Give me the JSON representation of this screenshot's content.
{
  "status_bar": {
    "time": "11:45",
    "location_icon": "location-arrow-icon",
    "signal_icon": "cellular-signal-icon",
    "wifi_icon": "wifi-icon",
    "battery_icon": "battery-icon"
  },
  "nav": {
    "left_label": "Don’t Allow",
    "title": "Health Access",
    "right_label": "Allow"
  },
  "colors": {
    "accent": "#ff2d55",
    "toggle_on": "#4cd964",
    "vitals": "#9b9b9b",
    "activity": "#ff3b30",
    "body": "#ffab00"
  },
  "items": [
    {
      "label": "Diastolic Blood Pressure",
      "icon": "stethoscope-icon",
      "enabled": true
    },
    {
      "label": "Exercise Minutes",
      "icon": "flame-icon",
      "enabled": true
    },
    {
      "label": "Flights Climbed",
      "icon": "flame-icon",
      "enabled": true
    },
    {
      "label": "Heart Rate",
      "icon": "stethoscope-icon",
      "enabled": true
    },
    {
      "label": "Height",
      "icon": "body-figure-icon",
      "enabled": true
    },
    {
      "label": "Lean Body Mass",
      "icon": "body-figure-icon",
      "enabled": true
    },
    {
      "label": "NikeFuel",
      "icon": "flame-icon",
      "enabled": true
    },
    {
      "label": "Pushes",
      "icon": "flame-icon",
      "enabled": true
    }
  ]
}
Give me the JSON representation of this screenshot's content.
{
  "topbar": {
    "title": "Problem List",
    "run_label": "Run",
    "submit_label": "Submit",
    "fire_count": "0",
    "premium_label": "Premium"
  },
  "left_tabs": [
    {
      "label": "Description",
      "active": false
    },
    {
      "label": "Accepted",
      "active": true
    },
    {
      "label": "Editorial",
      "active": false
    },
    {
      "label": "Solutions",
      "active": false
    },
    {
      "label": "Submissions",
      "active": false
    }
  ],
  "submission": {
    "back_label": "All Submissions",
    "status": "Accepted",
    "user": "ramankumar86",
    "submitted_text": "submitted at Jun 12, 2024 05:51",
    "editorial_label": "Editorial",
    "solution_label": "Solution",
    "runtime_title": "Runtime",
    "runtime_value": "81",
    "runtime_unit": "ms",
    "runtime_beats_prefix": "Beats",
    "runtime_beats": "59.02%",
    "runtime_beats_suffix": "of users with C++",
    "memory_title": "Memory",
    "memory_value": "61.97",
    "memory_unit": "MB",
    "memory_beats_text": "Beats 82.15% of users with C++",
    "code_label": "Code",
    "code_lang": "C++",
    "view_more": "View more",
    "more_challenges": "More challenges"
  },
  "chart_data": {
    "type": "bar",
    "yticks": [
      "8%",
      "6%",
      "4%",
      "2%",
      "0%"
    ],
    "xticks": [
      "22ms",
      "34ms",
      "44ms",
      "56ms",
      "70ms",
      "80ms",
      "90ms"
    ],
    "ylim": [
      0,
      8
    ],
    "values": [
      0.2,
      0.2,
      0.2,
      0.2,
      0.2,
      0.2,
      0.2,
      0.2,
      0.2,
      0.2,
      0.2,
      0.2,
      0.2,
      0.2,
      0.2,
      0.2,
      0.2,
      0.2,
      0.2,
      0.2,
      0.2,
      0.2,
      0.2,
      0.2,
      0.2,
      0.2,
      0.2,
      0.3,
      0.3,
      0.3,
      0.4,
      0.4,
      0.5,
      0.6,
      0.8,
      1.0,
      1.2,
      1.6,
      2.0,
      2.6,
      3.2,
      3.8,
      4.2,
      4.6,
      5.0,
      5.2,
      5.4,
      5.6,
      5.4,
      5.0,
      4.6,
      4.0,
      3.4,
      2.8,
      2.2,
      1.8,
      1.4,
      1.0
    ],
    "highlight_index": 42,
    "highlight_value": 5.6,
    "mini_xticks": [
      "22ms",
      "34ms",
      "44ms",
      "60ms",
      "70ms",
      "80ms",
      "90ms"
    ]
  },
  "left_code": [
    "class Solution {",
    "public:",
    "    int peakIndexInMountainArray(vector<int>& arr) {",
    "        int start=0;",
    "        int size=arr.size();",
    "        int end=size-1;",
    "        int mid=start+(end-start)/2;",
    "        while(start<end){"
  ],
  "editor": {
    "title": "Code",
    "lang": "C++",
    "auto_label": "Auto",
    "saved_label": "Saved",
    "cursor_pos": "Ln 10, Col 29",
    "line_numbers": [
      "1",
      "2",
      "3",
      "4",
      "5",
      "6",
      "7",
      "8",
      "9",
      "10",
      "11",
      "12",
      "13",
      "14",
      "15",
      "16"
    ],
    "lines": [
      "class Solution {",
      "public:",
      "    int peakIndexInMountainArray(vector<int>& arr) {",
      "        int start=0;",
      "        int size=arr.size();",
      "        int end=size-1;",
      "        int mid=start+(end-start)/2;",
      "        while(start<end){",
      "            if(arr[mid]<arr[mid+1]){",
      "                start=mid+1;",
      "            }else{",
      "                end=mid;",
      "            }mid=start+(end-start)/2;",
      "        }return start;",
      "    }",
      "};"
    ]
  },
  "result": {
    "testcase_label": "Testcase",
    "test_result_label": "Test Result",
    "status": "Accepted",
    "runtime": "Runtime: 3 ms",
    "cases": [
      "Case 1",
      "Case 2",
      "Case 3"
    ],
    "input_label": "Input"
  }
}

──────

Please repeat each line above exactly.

> **Answer space**
Give me the JSON representation of this screenshot's content.
{
  "status_bar": {
    "time": "11:45",
    "location_icon": "location-arrow-icon",
    "signal_icon": "cellular-signal-icon",
    "wifi_icon": "wifi-icon",
    "battery_icon": "battery-icon"
  },
  "nav": {
    "left_label": "Don’t Allow",
    "title": "Health Access",
    "right_label": "Allow"
  },
  "colors": {
    "accent": "#ff2d55",
    "toggle_on": "#4cd964",
    "vitals": "#9b9b9b",
    "activity": "#ff3b30",
    "body": "#ffab00"
  },
  "items": [
    {
      "label": "Diastolic Blood Pressure",
      "icon": "stethoscope-icon",
      "enabled": true
    },
    {
      "label": "Exercise Minutes",
      "icon": "flame-icon",
      "enabled": true
    },
    {
      "label": "Flights Climbed",
      "icon": "flame-icon",
      "enabled": true
    },
    {
      "label": "Heart Rate",
      "icon": "stethoscope-icon",
      "enabled": true
    },
    {
      "label": "Height",
      "icon": "body-figure-icon",
      "enabled": true
    },
    {
      "label": "Lean Body Mass",
      "icon": "body-figure-icon",
      "enabled": true
    },
    {
      "label": "NikeFuel",
      "icon": "flame-icon",
      "enabled": true
    },
    {
      "label": "Pushes",
      "icon": "flame-icon",
      "enabled": true
    }
  ]
}
Give me the JSON representation of this screenshot's content.
{
  "topbar": {
    "title": "Problem List",
    "run_label": "Run",
    "submit_label": "Submit",
    "fire_count": "0",
    "premium_label": "Premium"
  },
  "left_tabs": [
    {
      "label": "Description",
      "active": false
    },
    {
      "label": "Accepted",
      "active": true
    },
    {
      "label": "Editorial",
      "active": false
    },
    {
      "label": "Solutions",
      "active": false
    },
    {
      "label": "Submissions",
      "active": false
    }
  ],
  "submission": {
    "back_label": "All Submissions",
    "status": "Accepted",
    "user": "ramankumar86",
    "submitted_text": "submitted at Jun 12, 2024 05:51",
    "editorial_label": "Editorial",
    "solution_label": "Solution",
    "runtime_title": "Runtime",
    "runtime_value": "81",
    "runtime_unit": "ms",
    "runtime_beats_prefix": "Beats",
    "runtime_beats": "59.02%",
    "runtime_beats_suffix": "of users with C++",
    "memory_title": "Memory",
    "memory_value": "61.97",
    "memory_unit": "MB",
    "memory_beats_text": "Beats 82.15% of users with C++",
    "code_label": "Code",
    "code_lang": "C++",
    "view_more": "View more",
    "more_challenges": "More challenges"
  },
  "chart_data": {
    "type": "bar",
    "yticks": [
      "8%",
      "6%",
      "4%",
      "2%",
      "0%"
    ],
    "xticks": [
      "22ms",
      "34ms",
      "44ms",
      "56ms",
      "70ms",
      "80ms",
      "90ms"
    ],
    "ylim": [
      0,
      8
    ],
    "values": [
      0.2,
      0.2,
      0.2,
      0.2,
      0.2,
      0.2,
      0.2,
      0.2,
      0.2,
      0.2,
      0.2,
      0.2,
      0.2,
      0.2,
      0.2,
      0.2,
      0.2,
      0.2,
      0.2,
      0.2,
      0.2,
      0.2,
      0.2,
      0.2,
      0.2,
      0.2,
      0.2,
      0.3,
      0.3,
      0.3,
      0.4,
      0.4,
      0.5,
      0.6,
      0.8,
      1.0,
      1.2,
      1.6,
      2.0,
      2.6,
      3.2,
      3.8,
      4.2,
      4.6,
      5.0,
      5.2,
      5.4,
      5.6,
      5.4,
      5.0,
      4.6,
      4.0,
      3.4,
      2.8,
      2.2,
      1.8,
      1.4,
      1.0
    ],
    "highlight_index": 42,
    "highlight_value": 5.6,
    "mini_xticks": [
      "22ms",
      "34ms",
      "44ms",
      "60ms",
      "70ms",
      "80ms",
      "90ms"
    ]
  },
  "left_code": [
    "class Solution {",
    "public:",
    "    int peakIndexInMountainArray(vector<int>& arr) {",
    "        int start=0;",
    "        int size=arr.size();",
    "        int end=size-1;",
    "        int mid=start+(end-start)/2;",
    "        while(start<end){"
  ],
  "editor": {
    "title": "Code",
    "lang": "C++",
    "auto_label": "Auto",
    "saved_label": "Saved",
    "cursor_pos": "Ln 10, Col 29",
    "line_numbers": [
      "1",
      "2",
      "3",
      "4",
      "5",
      "6",
      "7",
      "8",
      "9",
      "10",
      "11",
      "12",
      "13",
      "14",
      "15",
      "16"
    ],
    "lines": [
      "class Solution {",
      "public:",
      "    int peakIndexInMountainArray(vector<int>& arr) {",
      "        int start=0;",
      "        int size=arr.size();",
      "        int end=size-1;",
      "        int mid=start+(end-start)/2;",
      "        while(start<end){",
      "            if(arr[mid]<arr[mid+1]){",
      "                start=mid+1;",
      "            }else{",
      "                end=mid;",
      "            }mid=start+(end-start)/2;",
      "        }return start;",
      "    }",
      "};"
    ]
  },
  "result": {
    "testcase_label": "Testcase",
    "test_result_label": "Test Result",
    "status": "Accepted",
    "runtime": "Runtime: 3 ms",
    "cases": [
      "Case 1",
      "Case 2",
      "Case 3"
    ],
    "input_label": "Input"
  }
}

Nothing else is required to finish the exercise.